[Interface dataset entries]
● ● ● ● ●

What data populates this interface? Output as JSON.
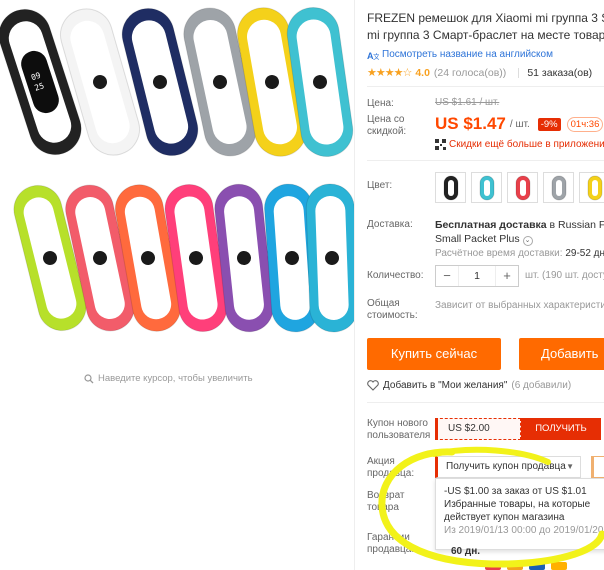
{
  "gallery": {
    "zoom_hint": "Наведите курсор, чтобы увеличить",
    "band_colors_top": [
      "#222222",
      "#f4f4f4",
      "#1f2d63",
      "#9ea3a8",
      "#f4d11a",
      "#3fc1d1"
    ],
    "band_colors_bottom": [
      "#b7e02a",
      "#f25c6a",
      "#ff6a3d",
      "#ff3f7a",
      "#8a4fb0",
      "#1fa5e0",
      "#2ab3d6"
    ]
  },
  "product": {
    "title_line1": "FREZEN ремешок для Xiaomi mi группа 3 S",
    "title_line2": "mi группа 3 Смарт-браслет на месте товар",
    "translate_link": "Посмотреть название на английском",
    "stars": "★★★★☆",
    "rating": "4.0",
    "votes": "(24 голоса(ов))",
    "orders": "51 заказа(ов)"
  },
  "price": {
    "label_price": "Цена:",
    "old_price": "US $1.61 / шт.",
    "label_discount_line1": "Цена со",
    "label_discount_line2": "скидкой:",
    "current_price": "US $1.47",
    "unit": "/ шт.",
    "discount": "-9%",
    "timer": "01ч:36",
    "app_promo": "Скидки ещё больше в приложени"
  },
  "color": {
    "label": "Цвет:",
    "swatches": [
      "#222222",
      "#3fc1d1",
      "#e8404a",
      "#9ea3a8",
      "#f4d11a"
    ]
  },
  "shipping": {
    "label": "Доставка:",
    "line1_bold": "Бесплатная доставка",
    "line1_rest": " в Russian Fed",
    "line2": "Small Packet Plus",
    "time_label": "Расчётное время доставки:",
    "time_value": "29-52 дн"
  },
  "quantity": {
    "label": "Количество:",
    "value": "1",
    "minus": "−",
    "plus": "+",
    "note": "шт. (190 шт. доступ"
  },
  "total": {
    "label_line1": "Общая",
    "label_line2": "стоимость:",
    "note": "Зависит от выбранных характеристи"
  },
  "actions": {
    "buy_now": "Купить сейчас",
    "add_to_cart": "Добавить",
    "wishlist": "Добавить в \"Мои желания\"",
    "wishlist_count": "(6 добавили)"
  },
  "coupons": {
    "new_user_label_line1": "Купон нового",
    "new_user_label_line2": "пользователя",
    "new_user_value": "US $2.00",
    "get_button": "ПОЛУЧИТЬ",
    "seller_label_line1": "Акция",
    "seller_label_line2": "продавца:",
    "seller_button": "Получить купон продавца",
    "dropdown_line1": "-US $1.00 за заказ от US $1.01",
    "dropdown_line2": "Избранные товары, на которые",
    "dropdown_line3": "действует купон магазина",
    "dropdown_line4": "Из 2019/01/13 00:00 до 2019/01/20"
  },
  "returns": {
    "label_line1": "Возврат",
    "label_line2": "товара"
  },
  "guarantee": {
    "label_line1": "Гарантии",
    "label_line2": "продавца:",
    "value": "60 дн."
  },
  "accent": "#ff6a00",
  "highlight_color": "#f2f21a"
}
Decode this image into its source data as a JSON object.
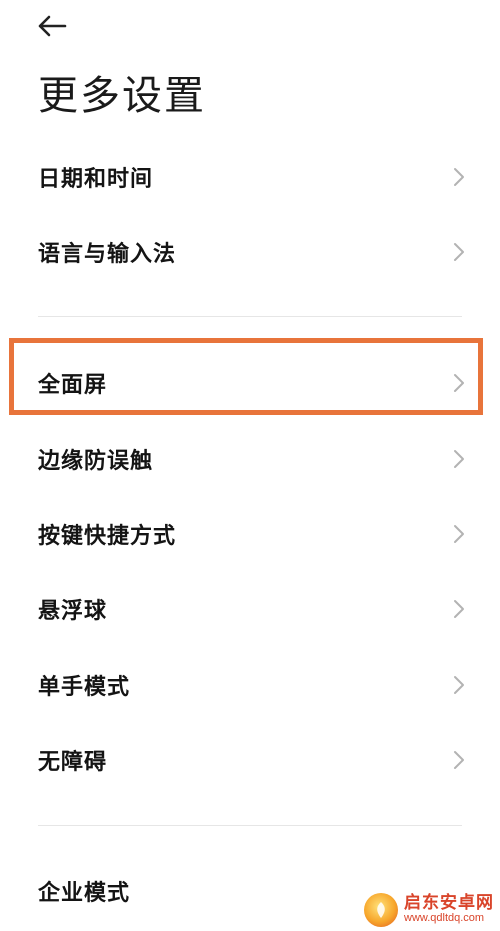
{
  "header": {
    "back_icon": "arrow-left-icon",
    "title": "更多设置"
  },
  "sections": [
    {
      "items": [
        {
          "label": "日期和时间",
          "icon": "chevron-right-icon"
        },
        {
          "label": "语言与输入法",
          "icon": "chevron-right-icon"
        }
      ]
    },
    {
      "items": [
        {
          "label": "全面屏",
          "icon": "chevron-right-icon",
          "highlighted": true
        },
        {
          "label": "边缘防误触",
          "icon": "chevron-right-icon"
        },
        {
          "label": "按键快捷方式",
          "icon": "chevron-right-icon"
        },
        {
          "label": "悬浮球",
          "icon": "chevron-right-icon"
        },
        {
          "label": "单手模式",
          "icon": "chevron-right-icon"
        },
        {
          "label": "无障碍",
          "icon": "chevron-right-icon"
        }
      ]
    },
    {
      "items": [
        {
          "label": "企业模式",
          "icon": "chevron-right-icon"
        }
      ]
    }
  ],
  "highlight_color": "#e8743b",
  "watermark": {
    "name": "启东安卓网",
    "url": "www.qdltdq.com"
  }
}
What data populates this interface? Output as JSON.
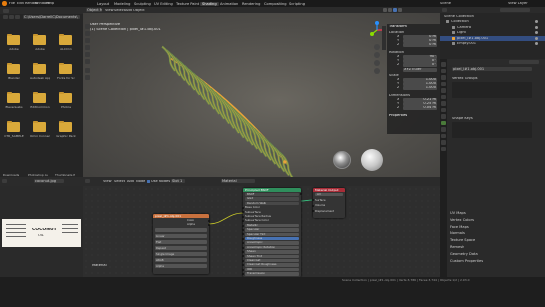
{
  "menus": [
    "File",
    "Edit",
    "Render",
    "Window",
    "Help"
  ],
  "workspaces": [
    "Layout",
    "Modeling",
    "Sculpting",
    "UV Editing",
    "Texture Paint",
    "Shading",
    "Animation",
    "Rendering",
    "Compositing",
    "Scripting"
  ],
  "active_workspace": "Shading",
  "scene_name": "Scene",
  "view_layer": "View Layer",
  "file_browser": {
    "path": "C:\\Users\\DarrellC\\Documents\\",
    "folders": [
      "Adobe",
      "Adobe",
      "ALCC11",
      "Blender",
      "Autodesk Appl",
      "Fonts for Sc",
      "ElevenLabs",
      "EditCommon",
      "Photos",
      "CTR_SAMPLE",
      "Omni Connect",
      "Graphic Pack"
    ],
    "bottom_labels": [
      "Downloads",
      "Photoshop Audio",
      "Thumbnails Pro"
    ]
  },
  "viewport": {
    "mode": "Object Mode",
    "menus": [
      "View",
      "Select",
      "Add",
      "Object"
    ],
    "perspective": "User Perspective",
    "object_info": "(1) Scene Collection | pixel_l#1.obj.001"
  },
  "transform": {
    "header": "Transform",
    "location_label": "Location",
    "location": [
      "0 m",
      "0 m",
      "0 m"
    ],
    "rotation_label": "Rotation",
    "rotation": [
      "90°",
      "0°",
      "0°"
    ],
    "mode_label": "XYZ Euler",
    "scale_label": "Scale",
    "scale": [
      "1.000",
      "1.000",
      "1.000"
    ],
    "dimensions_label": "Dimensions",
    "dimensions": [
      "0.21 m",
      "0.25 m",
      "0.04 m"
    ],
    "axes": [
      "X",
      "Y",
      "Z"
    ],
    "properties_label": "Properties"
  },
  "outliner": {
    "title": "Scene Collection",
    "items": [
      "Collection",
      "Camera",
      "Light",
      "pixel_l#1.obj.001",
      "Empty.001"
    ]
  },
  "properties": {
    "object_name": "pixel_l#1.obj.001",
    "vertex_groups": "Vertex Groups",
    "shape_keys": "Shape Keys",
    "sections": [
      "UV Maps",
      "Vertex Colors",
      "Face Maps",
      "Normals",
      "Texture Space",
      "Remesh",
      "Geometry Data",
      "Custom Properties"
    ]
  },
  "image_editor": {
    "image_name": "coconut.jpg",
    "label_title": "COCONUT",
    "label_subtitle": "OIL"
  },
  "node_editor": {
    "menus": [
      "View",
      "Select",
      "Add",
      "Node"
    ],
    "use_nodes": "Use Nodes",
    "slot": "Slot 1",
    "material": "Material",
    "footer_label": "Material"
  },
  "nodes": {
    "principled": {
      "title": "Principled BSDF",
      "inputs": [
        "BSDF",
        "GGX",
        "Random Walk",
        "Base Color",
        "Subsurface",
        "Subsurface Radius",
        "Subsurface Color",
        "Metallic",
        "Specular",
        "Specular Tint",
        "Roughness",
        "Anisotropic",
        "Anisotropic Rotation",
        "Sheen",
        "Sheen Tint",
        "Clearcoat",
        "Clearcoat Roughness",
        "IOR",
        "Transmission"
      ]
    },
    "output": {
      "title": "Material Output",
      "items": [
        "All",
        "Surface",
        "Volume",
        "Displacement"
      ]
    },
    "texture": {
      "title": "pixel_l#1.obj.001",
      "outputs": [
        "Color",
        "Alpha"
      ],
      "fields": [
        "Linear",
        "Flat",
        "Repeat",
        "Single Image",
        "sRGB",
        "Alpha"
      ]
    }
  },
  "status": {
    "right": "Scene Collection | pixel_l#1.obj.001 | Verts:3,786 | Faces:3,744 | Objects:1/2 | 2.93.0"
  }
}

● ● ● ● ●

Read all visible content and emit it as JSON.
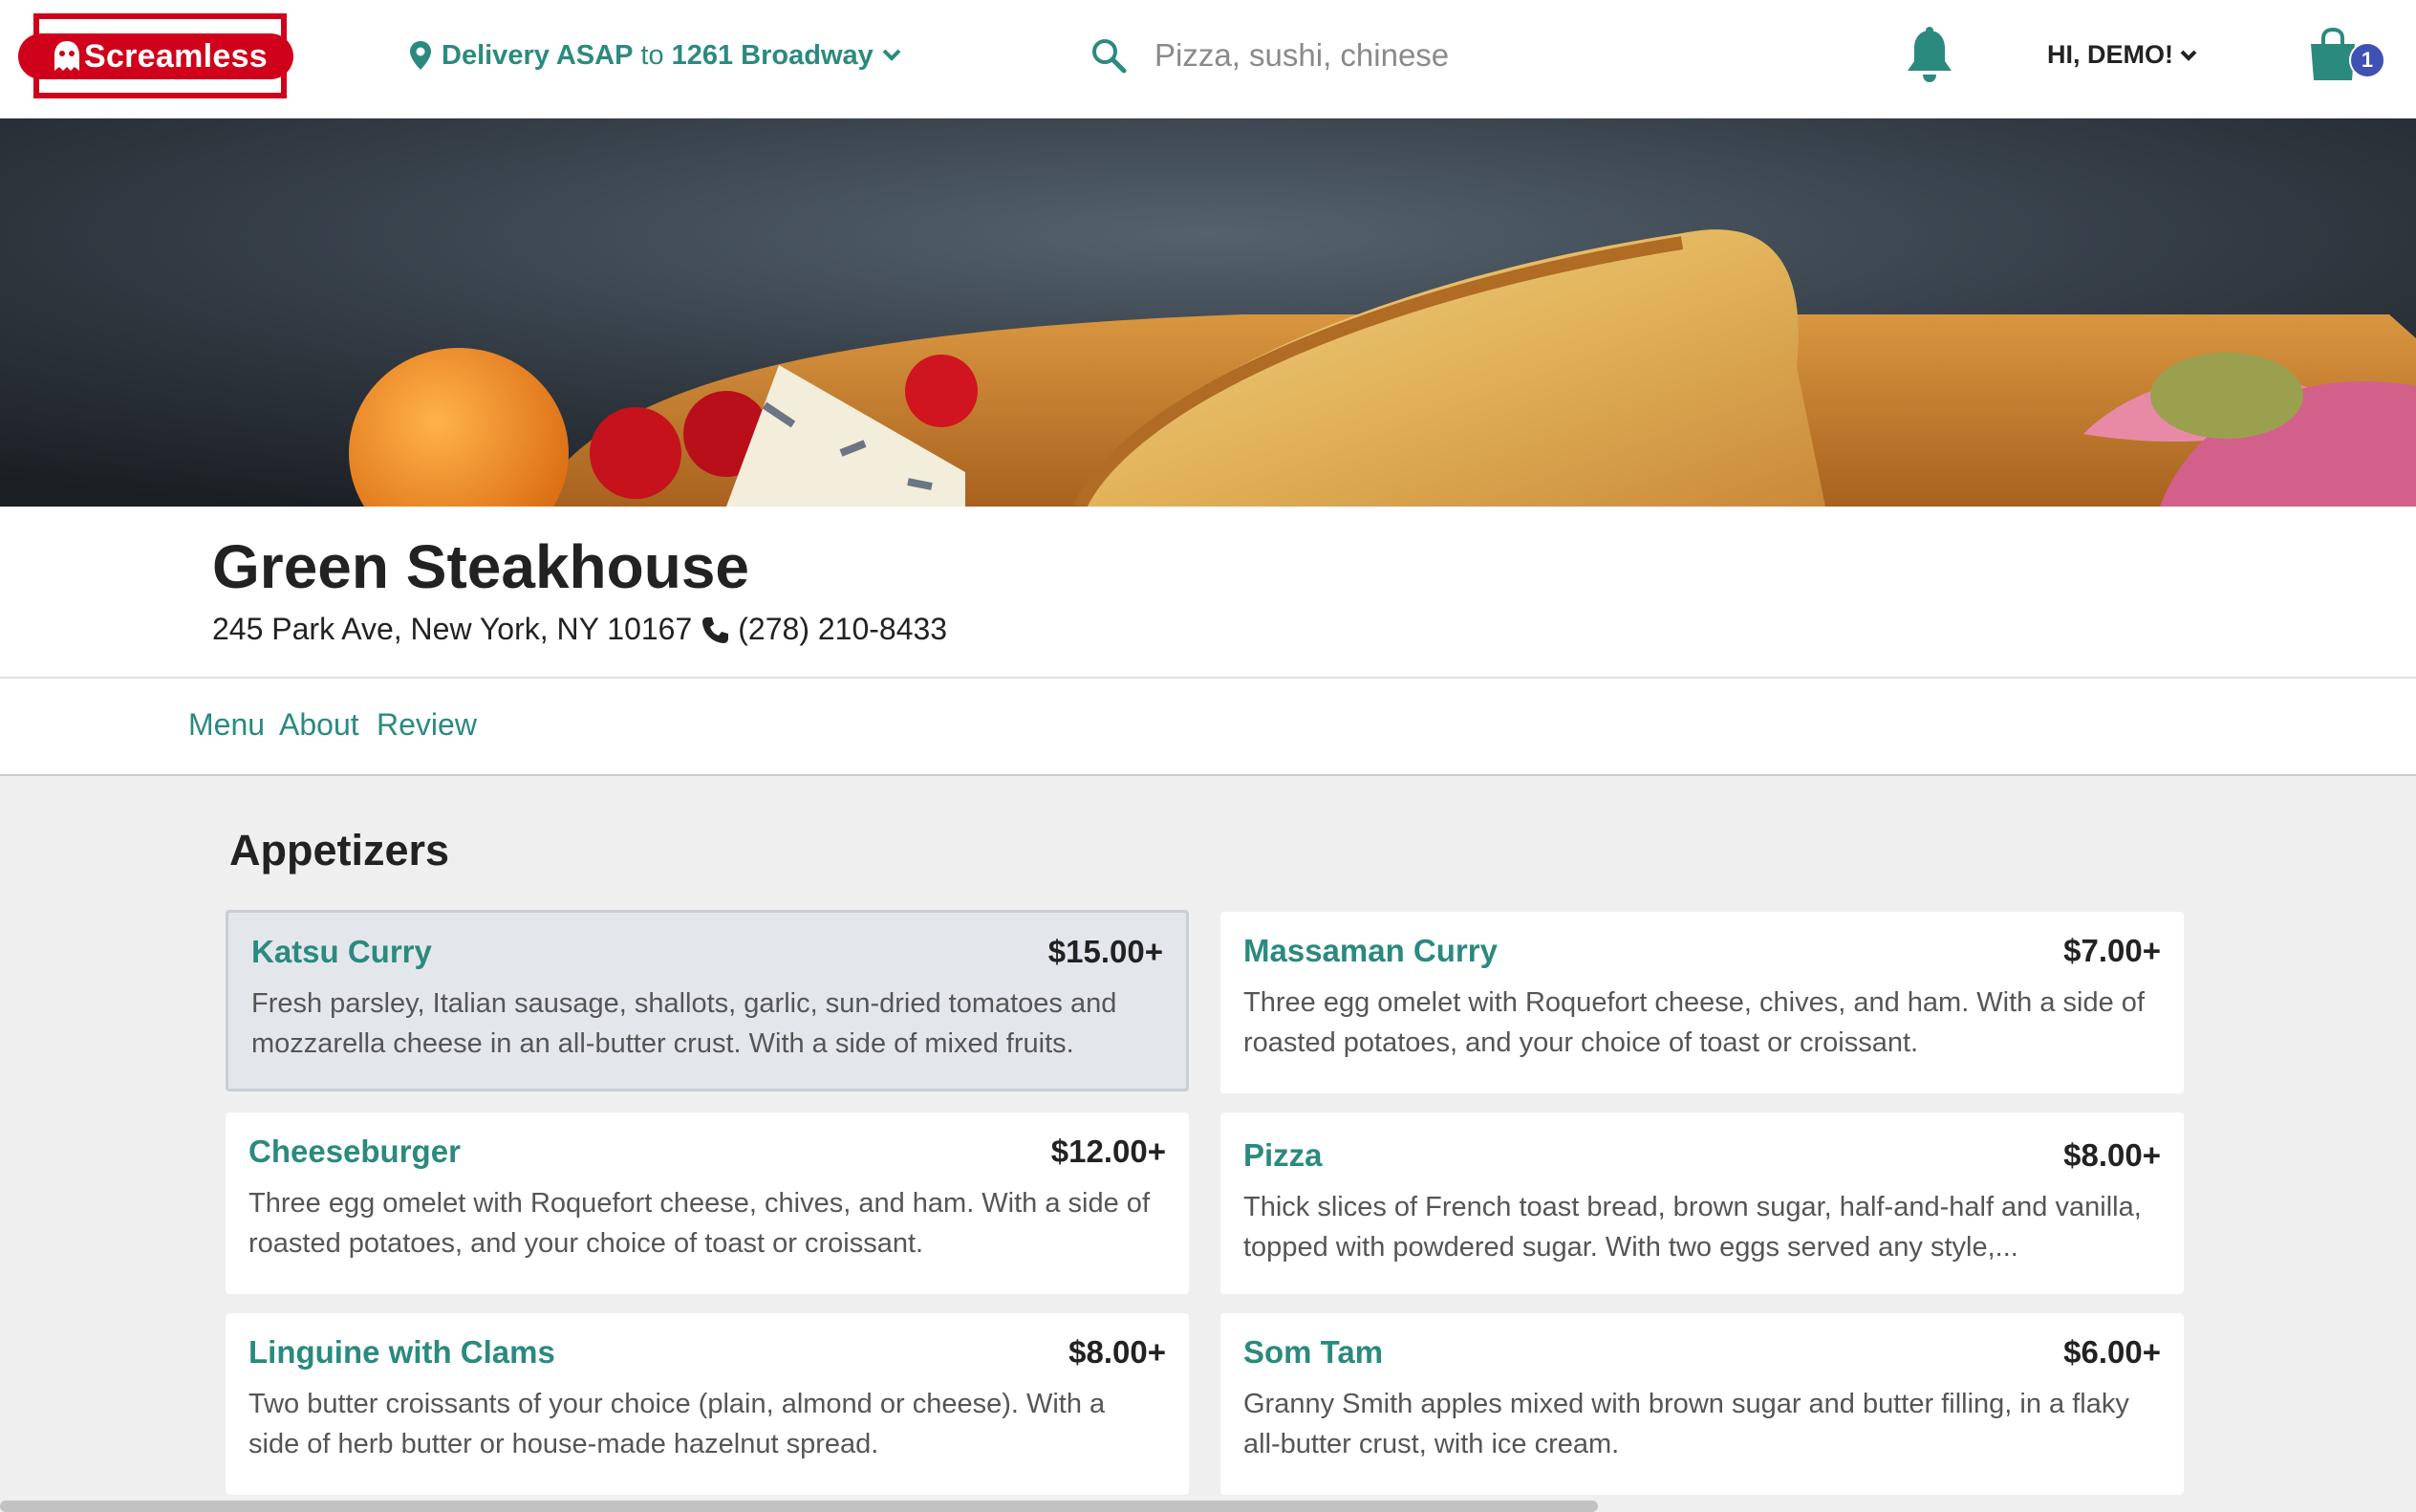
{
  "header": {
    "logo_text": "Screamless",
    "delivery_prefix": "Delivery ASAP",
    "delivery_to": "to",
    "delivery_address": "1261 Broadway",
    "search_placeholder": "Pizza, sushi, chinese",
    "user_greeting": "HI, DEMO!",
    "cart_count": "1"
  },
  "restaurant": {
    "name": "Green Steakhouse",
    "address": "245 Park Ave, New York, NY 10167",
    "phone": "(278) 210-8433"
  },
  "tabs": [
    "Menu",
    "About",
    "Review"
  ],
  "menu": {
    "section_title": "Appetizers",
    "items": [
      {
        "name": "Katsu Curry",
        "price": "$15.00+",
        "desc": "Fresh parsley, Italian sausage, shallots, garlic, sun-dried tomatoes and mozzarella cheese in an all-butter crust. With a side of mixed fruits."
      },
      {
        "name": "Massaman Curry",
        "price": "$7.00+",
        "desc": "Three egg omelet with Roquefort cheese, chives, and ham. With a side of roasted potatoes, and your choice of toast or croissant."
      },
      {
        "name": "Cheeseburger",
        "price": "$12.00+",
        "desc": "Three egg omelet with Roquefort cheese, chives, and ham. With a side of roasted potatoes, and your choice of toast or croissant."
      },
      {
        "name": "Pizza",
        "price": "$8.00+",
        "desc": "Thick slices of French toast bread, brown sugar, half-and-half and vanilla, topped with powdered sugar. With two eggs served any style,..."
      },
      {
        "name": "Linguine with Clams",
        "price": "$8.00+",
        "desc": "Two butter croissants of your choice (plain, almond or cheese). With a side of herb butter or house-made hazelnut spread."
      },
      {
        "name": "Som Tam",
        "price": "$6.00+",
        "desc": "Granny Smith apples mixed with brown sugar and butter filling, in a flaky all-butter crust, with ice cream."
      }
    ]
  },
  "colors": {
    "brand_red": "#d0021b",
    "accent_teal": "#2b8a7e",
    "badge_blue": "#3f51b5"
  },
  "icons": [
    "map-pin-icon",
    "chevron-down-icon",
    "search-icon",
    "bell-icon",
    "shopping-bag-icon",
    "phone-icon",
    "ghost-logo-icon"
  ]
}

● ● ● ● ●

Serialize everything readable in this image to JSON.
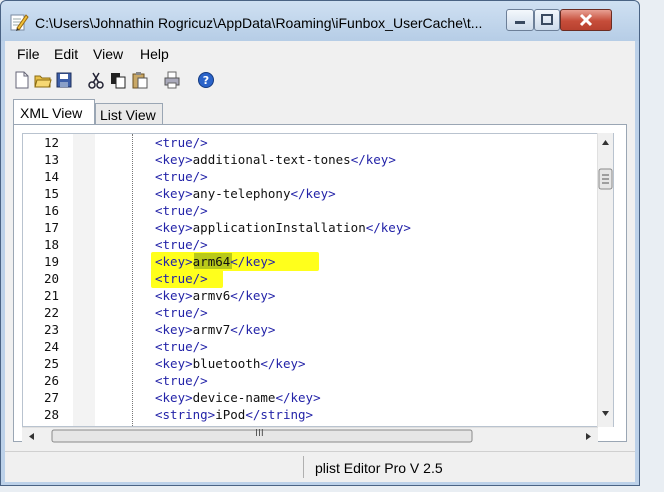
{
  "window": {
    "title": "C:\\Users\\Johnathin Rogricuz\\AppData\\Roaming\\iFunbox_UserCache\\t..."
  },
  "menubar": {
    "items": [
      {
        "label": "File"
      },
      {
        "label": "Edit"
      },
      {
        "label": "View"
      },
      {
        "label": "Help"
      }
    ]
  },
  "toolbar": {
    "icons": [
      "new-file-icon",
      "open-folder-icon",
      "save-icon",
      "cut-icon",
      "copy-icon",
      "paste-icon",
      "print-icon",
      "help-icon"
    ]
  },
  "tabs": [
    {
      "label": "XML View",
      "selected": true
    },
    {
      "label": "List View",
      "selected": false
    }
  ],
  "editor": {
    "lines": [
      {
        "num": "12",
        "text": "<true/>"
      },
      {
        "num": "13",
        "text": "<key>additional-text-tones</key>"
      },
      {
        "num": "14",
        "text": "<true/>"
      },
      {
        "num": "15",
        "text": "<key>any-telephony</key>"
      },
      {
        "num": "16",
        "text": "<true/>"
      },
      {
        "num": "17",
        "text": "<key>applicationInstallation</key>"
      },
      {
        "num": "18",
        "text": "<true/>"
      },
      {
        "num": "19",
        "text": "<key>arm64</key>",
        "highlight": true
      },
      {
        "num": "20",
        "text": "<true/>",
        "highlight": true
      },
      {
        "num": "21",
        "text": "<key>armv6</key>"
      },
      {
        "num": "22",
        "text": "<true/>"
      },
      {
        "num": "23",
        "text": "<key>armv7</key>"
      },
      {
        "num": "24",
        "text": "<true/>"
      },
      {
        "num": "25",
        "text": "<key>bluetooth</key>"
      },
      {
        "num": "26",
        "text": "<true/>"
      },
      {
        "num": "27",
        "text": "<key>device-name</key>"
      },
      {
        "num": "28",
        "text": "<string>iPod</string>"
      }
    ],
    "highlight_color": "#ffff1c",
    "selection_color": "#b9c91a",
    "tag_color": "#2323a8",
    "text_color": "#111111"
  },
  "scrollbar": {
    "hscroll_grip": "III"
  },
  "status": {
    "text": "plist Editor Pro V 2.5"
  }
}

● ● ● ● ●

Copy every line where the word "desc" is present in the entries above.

Finished exercise:
        "desc": "Fresh parsley, Italian sausage, shallots, garlic, sun-dried tomatoes and mozzarella cheese in an all-butter crust. With a side of mixed fruits."
        "desc": "Three egg omelet with Roquefort cheese, chives, and ham. With a side of roasted potatoes, and your choice of toast or croissant."
        "desc": "Three egg omelet with Roquefort cheese, chives, and ham. With a side of roasted potatoes, and your choice of toast or croissant."
        "desc": "Thick slices of French toast bread, brown sugar, half-and-half and vanilla, topped with powdered sugar. With two eggs served any style,..."
        "desc": "Two butter croissants of your choice (plain, almond or cheese). With a side of herb butter or house-made hazelnut spread."
        "desc": "Granny Smith apples mixed with brown sugar and butter filling, in a flaky all-butter crust, with ice cream."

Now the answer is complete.